Everything You Need to Know About Leveling
What is Leveling
Leveling is the method of determining the elevations of points on the earth’s surface relative to a starting point. This starting point is generally taken as the sea level and is called the “Zero point.” In this work, geodetic measurements are carried out to create a grid of sorts, to outline the topography of a region.
Why do we need leveling
The survey leveling results are generally used in construction, research, and other purposes. In construction engineering, leveling is a vital part of the site survey process. It is used to plan, construct, and maintain engineering structures, railroads, highways, and so on.
Types of Leveling
There are several types of leveling methods, such as:
The geometric method of leveling is the most common method used in construction site surveys, and we will mention only that today.
However, depending upon the type of instruments used, leveling methods can be distributed in three types, as follows:
1. Barometric leveling
A barometer is used in this kind of leveling to determine the relative point heights in a region. This makes use of the fact that the ground height difference between two places will be proportional to the difference in the barometer gauge, given the same weather.

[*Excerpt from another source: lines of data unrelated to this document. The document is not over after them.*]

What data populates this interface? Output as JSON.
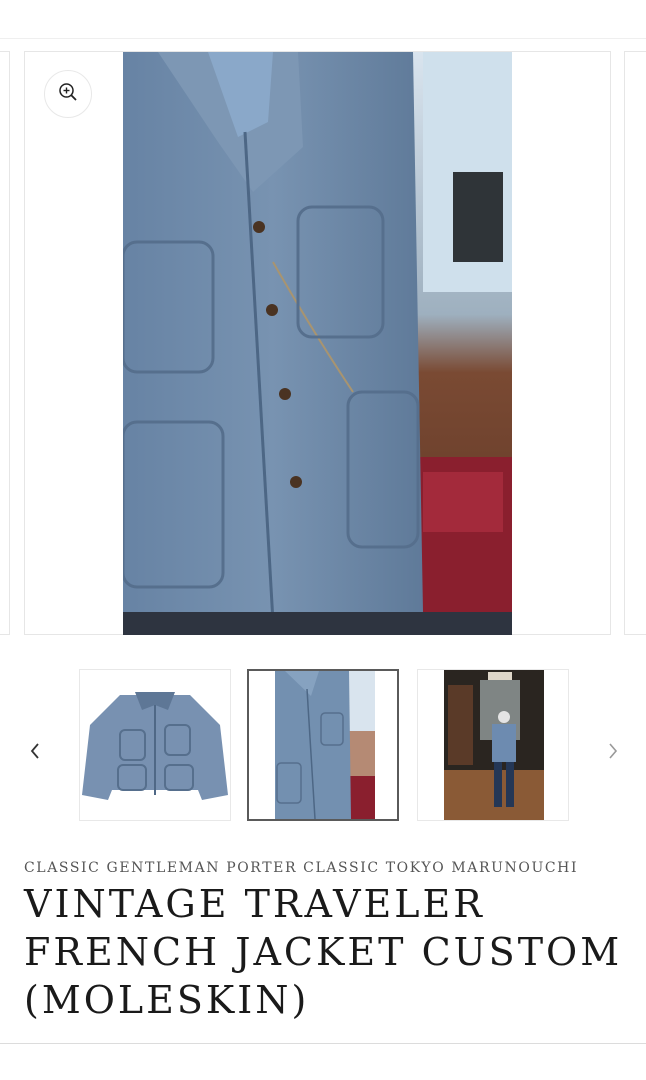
{
  "product": {
    "vendor": "CLASSIC GENTLEMAN PORTER CLASSIC TOKYO MARUNOUCHI",
    "title_lines": [
      "VINTAGE TRAVELER",
      "FRENCH JACKET CUSTOM",
      "(MOLESKIN)"
    ]
  },
  "gallery": {
    "active_index": 1,
    "thumbnails": [
      {
        "image": "jacket-flat-lay"
      },
      {
        "image": "jacket-worn-closeup"
      },
      {
        "image": "full-body-outfit-shop"
      }
    ]
  },
  "icons": {
    "zoom": "zoom-in-icon",
    "prev": "chevron-left-icon",
    "next": "chevron-right-icon"
  },
  "colors": {
    "jacket_blue": "#6f89a8",
    "text_dark": "#1a1a1a",
    "text_muted": "#555555",
    "active_border": "#5a5a5a"
  }
}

However, depending upon the weather, the air quality, and even the time of day, the barometer reading can change in the same place. This is in accordance to the erratic nature of the atmospheric nature. Therefore, this method is highly inaccurate and unreliable. So, only very high elevation differences are measured using this method, and only if the surveyor doesn’t know the exact height of a nearby point. In construction surveys, we do not use barometric leveling.
2. Indirect leveling
This is basically the trigonometric leveling done using no specific kind of instruments but using sheer mathematics.
In this method, the difference of vertical levels between two points are figured out using the distance between those points and the vertical angle measured in the field.
The indirect leveling method is often used in cartography (making maps), where a leveling staff is used to figure out both the elevation difference and the distance between points, using a slightly modified version of this method, called stadia leveling.
3. Spirit leveling
This is perhaps the most precise non-electronic method to determining the levels of any points within visible distance. The method gets its name from the devices that are used – a spirit level (or a level vial) and a telescope.
The spirit level helps the surveyor to find out the perfectly horizontal plane at the reference level point, meaning the plane that is precisely perpendicular to gravitational force at the point. The vertical difference between these horizontal lines are then calculated using trigonometric functions.
By far, the direct or spirit leveling method is the most precise, and that is why it is mostly used in the construction surveys. Most of the capable engineers should be able to perform a spirit leveling at any point on earth.
Instruments required for leveling
a. Spirit level
A spirit level or a bubble level is a device to find out if a surface is perfectly horizontal or not. In leveling survey work, a tilting level, dumpy level, or automatic level is used. It has a spirit level mounted on a telescope (perhaps 30 power) with cross-hairs, itself mounted on a tripod.
b. Leveling Staff
Also called a leveling rod, a leveling staff is a wooden or aluminum rod, that is used in conjunction with a spirit level to determine the vertical differences between two points.
The surveyor performing the leveling reads the rod through the crosshairs on the telescope mounted on the combined device.
Some important lingo in leveling
1. Level surface
2. Level line
3. Horizontal plane
4. Horizontal line
5. Vertical line
8. Vertical angle
9. Mean sea level
10. Bench mark